And that is what happened in December 2007. It was then that Gaydamak told Storrie to start balancing the books. It was a nice idea but at least a year too late, particularly for a man whose own finances had been credit-crunched.
Al Fahim (remember him?) was supposed to be the solution - a major player in the Middle East with the cash and energy to drive through the redevelopment of Fratton Park, create an Arsenal-style academy/scouting network, refinance the bank loans that had been keeping the show on the road and give manager Paul Hart the money he needs to maintain Pompey's Premier League status.
Sadly, for all involved, it didn't work out like that. Just as it didn't work out for him during his brief but amusing spell as Abu Dhabi front man at Manchester City, just as it hasn't been working out for him in the Dubai property market, and just as he isn't a doctor of anything.
He's packed a lot in to his 32 years - he's also enjoyed a spell as a reality TV Sir Alan Sugar/Donald Trump - but his attempts to break into English football have been embarrassing. If he tries to make it third time lucky at my club, I will padlock myself to the stadium gates.
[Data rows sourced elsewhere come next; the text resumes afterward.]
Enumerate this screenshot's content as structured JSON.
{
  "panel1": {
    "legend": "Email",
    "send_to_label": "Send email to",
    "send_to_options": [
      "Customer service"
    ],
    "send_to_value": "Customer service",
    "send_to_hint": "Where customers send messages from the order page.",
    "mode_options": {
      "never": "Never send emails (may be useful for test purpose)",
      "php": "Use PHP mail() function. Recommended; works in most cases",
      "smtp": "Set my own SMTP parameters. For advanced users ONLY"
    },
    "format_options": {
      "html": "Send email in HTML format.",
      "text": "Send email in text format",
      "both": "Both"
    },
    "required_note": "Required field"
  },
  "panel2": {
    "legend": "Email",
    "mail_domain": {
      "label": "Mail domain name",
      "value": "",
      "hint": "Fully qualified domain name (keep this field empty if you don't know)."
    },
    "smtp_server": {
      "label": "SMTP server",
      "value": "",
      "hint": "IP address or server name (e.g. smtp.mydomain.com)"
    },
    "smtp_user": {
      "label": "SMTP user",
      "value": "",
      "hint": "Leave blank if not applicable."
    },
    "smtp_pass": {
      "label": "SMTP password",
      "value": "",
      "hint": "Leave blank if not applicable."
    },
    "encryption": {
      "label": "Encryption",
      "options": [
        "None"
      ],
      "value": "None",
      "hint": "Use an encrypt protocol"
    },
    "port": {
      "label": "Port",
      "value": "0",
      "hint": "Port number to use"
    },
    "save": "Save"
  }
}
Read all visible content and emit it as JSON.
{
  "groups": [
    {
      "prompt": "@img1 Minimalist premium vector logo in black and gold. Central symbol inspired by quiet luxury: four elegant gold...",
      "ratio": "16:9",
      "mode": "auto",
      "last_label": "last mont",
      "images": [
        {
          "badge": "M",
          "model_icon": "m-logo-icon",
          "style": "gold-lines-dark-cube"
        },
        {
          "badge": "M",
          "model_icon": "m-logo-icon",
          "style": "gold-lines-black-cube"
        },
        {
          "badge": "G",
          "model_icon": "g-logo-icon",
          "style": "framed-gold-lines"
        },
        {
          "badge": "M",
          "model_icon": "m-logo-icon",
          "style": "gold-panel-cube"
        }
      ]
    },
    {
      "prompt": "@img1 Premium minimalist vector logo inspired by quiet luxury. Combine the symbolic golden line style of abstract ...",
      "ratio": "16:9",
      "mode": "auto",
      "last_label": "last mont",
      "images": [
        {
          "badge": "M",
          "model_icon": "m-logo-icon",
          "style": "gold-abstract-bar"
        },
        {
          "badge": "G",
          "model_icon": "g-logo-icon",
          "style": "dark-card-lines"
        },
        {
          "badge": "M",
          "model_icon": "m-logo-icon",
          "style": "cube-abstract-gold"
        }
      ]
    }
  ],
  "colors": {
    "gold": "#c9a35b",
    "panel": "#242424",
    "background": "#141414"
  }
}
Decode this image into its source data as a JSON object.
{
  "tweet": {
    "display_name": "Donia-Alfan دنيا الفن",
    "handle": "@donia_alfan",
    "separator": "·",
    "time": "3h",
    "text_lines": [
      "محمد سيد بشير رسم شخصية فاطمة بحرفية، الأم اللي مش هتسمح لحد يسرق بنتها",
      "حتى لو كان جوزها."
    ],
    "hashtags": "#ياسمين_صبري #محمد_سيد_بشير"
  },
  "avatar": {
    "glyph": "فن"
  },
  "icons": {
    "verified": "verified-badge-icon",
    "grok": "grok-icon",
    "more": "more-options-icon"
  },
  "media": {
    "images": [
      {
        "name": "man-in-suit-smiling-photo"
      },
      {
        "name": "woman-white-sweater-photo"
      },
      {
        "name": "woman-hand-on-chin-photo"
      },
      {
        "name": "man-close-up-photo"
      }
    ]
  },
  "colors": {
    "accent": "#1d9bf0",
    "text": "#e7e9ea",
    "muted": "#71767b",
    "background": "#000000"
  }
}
In happier times - Pete Storrie and Sulaiman Al Fahim
Which brings me to this remarkable saga's list of still unanswered questions.
If Al Fahim has no money (he was unable to even pay the wages at Fratton Park last week) and brings so little to the table, why does he still have a 10% stake and an honorary role at the club?
How could a recently successful club that plays in the world's richest football league get so close to administration?
Why aren't the league's officials means-testing prospective owners to make sure they can service existing debts and keep the club in business? Is the new "fit and proper person test" already unfit for purpose?
How much, if anything, did Al Fahim actually pay Gaydamak for 100% of the club in August? How much did Al Faraj pay Al Fahim for 90% in October?
Why didn't Gaydamak sell the club to the seemingly more solvent Al Faraj in August - Storrie said at the time the French-Russian-Israeli investor would rather put the club into administration than sell to Al Faraj - but then sanction the deal this week?
And why did Gaydamak, a man who has been looking for a way out for months but remains a creditor at the club, retain veto status after his sale to Al Fahim? What was the rationale for holding on to vital redevelopment land around the ground if he intended to sell it eventually to the next Pompey owner, whoever he may be, for £1?
I could go on but I won't. We've all had enough and it is only fair to give Al Faraj, Hart, Storrie, the squad and fans (especially them) a fair crack at a fresh start. Now that somebody has finally paid up, it is time for Pompey to play up.